→ **THE TASK**
Could you show all lines in the entries below that contain the string "一般吸尘器"?

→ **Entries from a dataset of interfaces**
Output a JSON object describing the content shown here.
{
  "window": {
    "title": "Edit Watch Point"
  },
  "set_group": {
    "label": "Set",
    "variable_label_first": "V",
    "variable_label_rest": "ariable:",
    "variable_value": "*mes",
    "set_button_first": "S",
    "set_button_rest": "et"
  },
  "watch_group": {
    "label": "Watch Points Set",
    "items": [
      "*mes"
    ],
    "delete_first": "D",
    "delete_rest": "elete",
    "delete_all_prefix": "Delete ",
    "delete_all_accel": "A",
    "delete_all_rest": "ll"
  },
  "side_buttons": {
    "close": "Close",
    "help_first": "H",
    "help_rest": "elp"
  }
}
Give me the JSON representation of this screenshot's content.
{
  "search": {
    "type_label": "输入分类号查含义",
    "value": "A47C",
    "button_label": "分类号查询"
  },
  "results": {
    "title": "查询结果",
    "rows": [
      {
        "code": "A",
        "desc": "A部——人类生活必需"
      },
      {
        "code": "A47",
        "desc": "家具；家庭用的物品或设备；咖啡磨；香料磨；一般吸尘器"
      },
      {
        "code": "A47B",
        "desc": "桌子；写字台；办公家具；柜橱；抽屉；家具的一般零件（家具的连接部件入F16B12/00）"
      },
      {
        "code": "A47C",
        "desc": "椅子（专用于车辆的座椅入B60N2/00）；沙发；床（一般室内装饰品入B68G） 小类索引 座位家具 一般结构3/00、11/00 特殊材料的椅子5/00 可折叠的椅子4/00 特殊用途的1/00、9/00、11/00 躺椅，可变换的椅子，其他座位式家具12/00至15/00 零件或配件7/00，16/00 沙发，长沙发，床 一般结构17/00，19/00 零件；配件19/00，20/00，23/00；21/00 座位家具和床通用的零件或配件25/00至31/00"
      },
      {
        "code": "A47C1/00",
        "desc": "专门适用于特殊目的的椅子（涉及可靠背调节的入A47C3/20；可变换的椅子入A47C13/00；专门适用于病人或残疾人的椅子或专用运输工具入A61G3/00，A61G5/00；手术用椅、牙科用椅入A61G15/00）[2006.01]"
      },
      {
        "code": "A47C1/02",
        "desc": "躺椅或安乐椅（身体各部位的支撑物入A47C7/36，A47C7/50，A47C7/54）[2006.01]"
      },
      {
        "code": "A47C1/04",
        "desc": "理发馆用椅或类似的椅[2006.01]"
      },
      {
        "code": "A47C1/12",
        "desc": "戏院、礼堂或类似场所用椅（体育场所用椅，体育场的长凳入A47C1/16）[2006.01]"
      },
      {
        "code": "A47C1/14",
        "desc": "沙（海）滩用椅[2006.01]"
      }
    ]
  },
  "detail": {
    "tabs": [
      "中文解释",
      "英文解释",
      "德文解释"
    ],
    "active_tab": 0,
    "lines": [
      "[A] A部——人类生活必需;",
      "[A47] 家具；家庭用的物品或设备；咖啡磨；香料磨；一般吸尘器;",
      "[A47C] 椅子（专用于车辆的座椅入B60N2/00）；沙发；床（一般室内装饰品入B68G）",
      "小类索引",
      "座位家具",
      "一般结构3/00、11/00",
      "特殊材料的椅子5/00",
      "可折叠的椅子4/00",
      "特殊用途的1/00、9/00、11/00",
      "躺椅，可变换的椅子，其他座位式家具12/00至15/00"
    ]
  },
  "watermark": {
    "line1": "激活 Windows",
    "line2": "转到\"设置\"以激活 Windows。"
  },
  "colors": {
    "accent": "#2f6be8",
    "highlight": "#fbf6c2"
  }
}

→ **THE ANSWER**
        "desc": "家具；家庭用的物品或设备；咖啡磨；香料磨；一般吸尘器"
      "[A47] 家具；家庭用的物品或设备；咖啡磨；香料磨；一般吸尘器;",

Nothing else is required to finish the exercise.